|US20040190552 *||Jan 7, 2004||Sep 30, 2004||Kim Min-Goo||Apparatus and method for controlling an output buffer in a Hybrid Automatic Repeat Request (HARQ) mobile communication system|
|US20040225949 *||Apr 5, 2004||Nov 11, 2004||Robert Coombs||Method and apparatus for implementing a data processor adapted for turbo decoding|
|US20040240590 *||Jun 10, 2004||Dec 2, 2004||Cameron Kelly Brian||Decoder design adaptable to decode coded signals using min* or max* processing|
|US20050154954 *||Nov 19, 2002||Jul 14, 2005||Tsuguo Maru||Interleaving order generator, interleaver, turbo encoder, and turbo decoder|
|US20050157685 *||Jan 15, 2004||Jul 21, 2005||Texas Instruments Incorporated||Unified interleaver/de-interleaver|
|US20050193308 *||Feb 10, 2004||Sep 1, 2005||Myeong-Cheol Shin||Turbo decoder and turbo interleaver|
|US20060280158 *||May 31, 2005||Dec 14, 2006||Chiaming Lo||System and method for forward and backward recursive computation|
|Citing Patent||Filing date||Publication date||Applicant||Title|
|US9344121 *||May 31, 2011||May 17, 2016||Zte Corporation||Radio communication transmission system and method based on software defined radio|
|US20140057577 *||May 31, 2011||Feb 27, 2014||Zte Corporation||Radio Communication Transmission System and Method Based on Software Defined Radio|
|U.S. Classification||370/342, 455/342, 455/21|
|Cooperative Classification||H03M13/6519, H03M13/3905, H04L1/0055, H03M13/27, H04L1/0071, H03M13/2957|
|European Classification||H04L1/00B5M, H04L1/00B7V, H03M13/65F4, H03M13/39A, H03M13/29T, H03M13/27|
|Aug 20, 2007||AS||Assignment|
Owner name: SAMSUNG ELECTRONICS CO., LTD., KOREA, REPUBLIC OF
Free format text: ASSIGNMENT OF ASSIGNORS INTEREST;ASSIGNORS:PISEK, ERAN;HENIGE, THOMAS M.;REEL/FRAME:019737/0121;SIGNING DATES FROM 20070517 TO 20070818
Owner name: SAMSUNG ELECTRONICS CO., LTD., KOREA, REPUBLIC OF
Free format text: ASSIGNMENT OF ASSIGNORS INTEREST;ASSIGNORS:PISEK, ERAN;HENIGE, THOMAS M.;SIGNING DATES FROM 20070517 TO 20070818;REEL/FRAME:019737/0121
|Feb 19, 2016||REMI||Maintenance fee reminder mailed|

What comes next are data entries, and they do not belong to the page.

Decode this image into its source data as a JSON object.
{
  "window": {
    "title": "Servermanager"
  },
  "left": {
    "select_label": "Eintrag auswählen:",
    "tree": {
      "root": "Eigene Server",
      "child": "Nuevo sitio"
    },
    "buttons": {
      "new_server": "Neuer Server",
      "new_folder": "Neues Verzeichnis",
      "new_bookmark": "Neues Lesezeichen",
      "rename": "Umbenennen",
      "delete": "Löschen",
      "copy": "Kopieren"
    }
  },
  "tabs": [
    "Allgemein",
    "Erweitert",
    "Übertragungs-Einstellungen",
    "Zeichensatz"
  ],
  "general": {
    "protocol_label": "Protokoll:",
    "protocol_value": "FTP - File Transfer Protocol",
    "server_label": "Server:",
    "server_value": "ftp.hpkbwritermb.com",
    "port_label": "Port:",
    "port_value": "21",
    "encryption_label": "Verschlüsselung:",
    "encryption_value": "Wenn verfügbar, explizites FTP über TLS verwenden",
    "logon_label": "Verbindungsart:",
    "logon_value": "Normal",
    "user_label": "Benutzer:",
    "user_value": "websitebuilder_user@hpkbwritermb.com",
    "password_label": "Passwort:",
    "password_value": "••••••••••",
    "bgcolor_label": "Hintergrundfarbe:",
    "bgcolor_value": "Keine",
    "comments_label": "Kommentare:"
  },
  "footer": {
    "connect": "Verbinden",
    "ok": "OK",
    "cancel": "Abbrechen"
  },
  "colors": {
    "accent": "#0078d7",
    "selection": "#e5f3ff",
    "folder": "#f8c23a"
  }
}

|Jul 10, 2016||LAPS||Lapse for failure to pay maintenance fees|
|Aug 30, 2016||FP||Expired due to failure to pay maintenance fee|
Effective date: 20160710